The BMW i3 may be German manufactures first attempt at a mass produced all-electric car but it certainly isn’t its first attempt.
BMWBLOG has unearthed the history of BMW’s electric car past and discovered that although they haven’t always been great – they proved a valuable learning experience.
Way back in 1972, BMW decided to develop an electric, Frankenstein version of the 1600 - powered by a 32 kilowatt electric motor (the equivalent of 41bhp) – the Electric 1602 could get to 30mph in 8 seconds.
It required 350kg of lead-acid batteries to power the weak motor and had no means of charging therefore the batteries had to be changed to keep on the move.
Hot on the heels of the 1602 in 1975 was the BMW LS Electric which included a plug-in charge function – although it did take 14 hours to charge and could only manage 18 miles per charge!
Next, in 1987, things got a little more serious when BMW took an AWD 325x and removed the rear axles, making it FWD.
An electric motor was added with new batteries from Asea Brown Boveri – the new batteries were both lighter and smaller and offered three times the power of the older lead-acid types.
Used by the German Postal Service – the electric 325xi could travel 93 miles on one charge.
However, the very first electric car engineered from the ground up was the BMW E1 – made in 1991, the E1 was built on an aluminium shell with plastic body panels – the true forefather of the i3.
Utilising a new sodium-nickel chloride battery – the E1 was able to cover 100 miles on a single charge – despite these impressive figures, the E1 project was eventually scrapped due to cost issues.
Things have come a long way since the E1 as BMW with the ultra-modern i3 city car and i8 supercar.
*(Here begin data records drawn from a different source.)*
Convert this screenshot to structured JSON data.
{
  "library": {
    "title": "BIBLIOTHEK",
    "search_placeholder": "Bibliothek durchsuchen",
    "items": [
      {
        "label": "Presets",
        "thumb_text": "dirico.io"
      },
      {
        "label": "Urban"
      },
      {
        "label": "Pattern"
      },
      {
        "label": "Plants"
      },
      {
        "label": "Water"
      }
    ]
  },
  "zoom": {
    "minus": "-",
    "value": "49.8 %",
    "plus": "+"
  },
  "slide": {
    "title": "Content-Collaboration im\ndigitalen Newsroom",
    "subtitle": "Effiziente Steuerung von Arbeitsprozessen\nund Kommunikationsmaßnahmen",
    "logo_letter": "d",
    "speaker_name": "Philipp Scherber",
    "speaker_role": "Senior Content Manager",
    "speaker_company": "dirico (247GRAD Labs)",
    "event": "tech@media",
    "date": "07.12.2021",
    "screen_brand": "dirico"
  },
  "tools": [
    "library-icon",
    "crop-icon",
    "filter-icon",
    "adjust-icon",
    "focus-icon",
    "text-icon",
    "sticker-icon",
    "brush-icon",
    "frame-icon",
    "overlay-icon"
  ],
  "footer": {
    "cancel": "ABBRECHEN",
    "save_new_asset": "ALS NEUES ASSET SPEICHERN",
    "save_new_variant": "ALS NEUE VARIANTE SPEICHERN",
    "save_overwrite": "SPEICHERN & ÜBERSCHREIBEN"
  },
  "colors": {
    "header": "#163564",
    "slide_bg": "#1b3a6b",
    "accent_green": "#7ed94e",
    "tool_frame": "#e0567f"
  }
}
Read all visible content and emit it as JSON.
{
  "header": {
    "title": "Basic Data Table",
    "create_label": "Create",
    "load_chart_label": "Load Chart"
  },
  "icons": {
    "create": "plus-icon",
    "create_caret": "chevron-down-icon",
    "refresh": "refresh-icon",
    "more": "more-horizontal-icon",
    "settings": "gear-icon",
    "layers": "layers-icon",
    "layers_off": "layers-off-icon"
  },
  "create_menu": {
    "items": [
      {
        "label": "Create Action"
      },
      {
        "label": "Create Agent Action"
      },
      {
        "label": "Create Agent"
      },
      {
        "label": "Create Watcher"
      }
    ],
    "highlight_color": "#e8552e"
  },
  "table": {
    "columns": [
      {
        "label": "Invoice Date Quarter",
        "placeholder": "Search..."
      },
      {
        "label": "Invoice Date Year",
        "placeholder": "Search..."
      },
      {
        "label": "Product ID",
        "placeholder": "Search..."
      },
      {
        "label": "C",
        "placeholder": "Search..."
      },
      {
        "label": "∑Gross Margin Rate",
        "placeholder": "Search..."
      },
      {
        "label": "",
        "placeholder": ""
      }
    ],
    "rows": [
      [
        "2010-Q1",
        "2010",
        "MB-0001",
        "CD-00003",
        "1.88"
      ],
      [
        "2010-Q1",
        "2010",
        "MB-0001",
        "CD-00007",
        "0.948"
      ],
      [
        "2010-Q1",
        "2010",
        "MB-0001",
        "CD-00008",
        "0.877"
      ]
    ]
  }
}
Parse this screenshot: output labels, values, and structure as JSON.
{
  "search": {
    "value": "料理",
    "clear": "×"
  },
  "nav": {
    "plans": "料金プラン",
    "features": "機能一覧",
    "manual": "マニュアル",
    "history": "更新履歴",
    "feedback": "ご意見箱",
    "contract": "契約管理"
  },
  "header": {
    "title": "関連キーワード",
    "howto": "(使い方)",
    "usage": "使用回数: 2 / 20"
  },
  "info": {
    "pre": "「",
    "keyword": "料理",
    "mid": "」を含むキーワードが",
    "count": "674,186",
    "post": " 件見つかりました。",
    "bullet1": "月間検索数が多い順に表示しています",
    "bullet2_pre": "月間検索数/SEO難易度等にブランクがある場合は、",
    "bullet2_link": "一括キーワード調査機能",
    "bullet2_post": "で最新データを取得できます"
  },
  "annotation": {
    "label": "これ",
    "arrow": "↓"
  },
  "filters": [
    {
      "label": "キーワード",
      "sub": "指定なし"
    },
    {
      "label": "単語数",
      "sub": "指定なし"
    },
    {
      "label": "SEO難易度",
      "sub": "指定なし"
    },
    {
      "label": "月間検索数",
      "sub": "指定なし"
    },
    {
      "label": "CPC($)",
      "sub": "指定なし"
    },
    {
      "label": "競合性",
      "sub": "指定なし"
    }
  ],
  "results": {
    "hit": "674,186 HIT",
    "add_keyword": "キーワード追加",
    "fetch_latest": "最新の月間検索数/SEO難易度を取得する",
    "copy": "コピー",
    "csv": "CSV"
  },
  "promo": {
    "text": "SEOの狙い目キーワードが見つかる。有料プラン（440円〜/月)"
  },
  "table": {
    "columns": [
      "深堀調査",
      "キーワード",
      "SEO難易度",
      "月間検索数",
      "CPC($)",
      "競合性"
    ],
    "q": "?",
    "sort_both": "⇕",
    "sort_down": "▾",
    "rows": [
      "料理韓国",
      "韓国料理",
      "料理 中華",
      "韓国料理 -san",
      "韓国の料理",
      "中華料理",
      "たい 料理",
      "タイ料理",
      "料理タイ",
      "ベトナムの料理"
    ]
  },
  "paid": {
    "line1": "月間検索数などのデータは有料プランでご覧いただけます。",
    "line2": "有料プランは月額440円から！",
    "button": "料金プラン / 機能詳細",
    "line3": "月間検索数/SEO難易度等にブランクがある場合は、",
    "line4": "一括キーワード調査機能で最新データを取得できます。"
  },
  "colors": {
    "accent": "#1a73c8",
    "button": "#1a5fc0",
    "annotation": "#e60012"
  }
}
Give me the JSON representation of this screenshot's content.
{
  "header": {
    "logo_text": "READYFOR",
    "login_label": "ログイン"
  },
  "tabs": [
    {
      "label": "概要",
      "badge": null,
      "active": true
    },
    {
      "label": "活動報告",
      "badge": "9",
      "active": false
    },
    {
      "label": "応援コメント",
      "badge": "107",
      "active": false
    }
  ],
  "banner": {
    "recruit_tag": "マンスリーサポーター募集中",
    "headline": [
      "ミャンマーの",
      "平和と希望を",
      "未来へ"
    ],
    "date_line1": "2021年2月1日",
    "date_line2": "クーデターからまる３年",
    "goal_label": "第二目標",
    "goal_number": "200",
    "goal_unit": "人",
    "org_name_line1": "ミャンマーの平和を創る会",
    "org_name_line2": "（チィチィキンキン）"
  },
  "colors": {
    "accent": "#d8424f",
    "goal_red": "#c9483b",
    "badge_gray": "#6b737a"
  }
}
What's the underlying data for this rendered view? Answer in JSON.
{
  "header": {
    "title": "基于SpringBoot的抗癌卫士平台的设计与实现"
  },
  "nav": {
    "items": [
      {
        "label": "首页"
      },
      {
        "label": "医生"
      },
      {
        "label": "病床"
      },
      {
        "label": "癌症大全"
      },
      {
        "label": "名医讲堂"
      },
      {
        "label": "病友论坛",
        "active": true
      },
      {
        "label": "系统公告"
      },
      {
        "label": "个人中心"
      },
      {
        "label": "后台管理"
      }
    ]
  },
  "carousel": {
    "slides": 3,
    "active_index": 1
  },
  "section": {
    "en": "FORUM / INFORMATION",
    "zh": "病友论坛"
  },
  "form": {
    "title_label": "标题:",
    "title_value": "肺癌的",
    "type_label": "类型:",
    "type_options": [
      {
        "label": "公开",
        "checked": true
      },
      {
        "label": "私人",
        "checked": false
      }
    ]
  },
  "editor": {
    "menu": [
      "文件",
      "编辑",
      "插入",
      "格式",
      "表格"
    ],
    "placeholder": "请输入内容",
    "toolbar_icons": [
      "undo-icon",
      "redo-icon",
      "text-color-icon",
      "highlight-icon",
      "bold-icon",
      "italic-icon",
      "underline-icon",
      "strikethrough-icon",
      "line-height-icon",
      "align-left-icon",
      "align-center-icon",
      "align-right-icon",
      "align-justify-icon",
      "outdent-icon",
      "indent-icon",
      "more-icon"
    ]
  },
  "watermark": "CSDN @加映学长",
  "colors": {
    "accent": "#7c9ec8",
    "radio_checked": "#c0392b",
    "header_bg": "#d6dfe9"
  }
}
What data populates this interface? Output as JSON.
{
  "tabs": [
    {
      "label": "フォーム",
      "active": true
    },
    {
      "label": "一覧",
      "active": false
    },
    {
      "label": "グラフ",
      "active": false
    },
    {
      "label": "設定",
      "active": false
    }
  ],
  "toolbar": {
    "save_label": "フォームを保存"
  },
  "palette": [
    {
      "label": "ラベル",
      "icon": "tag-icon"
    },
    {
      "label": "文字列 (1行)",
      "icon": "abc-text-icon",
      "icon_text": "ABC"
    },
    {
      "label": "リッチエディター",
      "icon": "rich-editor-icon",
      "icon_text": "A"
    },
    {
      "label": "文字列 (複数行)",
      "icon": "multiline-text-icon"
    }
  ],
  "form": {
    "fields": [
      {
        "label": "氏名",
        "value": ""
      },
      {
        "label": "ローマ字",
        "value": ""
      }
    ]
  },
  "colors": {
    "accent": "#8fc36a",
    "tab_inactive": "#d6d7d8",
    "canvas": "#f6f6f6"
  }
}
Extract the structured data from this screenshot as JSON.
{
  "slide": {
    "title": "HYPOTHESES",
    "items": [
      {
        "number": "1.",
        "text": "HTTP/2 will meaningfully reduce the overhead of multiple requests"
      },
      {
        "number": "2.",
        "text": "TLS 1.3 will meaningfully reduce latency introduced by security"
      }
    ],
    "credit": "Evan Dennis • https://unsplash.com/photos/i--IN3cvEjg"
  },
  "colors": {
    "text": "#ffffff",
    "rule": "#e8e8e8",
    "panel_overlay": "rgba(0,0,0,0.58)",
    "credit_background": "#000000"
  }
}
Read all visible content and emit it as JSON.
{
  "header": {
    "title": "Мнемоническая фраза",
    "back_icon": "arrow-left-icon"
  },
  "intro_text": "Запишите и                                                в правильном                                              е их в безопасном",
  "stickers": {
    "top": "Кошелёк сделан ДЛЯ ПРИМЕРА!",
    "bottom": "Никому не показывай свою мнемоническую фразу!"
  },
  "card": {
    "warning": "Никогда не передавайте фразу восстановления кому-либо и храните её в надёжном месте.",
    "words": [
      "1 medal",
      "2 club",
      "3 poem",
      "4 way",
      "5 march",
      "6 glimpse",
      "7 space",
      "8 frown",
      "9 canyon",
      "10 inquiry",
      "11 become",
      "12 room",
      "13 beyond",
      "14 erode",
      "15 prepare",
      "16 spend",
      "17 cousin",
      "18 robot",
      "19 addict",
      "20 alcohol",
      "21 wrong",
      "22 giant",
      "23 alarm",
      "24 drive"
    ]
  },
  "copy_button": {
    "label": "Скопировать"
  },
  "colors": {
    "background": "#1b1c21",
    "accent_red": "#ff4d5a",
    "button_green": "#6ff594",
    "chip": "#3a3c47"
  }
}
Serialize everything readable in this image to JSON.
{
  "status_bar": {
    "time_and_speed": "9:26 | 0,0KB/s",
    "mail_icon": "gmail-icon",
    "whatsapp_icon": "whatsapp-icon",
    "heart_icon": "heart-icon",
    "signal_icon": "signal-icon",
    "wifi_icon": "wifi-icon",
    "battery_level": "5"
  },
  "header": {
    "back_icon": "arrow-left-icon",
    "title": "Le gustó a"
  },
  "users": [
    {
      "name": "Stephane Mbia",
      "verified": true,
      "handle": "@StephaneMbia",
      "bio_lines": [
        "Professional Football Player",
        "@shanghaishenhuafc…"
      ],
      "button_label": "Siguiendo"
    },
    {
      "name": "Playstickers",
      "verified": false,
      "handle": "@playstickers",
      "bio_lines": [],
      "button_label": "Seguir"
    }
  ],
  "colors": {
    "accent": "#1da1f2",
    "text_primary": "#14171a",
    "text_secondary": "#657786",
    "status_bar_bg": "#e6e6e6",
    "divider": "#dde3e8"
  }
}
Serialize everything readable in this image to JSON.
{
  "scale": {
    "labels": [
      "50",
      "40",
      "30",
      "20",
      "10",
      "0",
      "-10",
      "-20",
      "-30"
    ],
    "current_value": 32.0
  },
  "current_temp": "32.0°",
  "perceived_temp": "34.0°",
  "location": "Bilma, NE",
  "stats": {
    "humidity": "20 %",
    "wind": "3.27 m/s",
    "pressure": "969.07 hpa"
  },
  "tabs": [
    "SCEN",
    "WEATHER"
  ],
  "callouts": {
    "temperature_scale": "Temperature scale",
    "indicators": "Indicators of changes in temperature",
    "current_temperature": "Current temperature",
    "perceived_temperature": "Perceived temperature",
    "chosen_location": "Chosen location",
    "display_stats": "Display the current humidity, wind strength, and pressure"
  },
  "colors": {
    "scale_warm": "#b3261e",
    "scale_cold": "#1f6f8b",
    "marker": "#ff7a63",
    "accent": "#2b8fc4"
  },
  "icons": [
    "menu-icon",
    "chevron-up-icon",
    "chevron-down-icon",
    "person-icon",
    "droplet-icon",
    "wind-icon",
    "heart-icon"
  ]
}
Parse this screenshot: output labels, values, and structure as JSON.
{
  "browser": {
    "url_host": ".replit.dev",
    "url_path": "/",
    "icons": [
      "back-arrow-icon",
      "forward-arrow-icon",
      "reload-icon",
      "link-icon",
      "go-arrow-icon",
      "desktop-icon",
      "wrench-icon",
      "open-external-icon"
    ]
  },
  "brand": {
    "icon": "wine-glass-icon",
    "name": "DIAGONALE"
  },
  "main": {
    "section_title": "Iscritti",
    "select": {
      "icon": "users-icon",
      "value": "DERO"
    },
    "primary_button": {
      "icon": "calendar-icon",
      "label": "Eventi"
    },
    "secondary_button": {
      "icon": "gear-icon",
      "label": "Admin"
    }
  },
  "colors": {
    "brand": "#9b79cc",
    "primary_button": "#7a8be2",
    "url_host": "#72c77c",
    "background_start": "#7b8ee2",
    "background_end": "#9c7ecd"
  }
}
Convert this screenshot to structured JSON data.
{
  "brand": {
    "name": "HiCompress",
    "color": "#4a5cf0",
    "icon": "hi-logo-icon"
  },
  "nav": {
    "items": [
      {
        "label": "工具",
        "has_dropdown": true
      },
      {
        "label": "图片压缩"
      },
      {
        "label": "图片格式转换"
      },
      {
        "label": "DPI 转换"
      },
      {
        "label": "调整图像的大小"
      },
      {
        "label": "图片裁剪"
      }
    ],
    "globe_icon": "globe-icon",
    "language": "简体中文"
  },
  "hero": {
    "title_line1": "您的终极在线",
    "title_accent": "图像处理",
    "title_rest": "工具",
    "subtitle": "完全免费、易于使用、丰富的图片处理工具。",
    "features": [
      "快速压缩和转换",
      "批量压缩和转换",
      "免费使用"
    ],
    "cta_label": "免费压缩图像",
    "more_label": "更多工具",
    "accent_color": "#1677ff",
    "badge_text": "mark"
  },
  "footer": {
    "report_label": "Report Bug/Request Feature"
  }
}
The i3 - BMW’s all-electric supermini was designed to be the ultimate city car, at home anywhere from the edge of town to the city centre.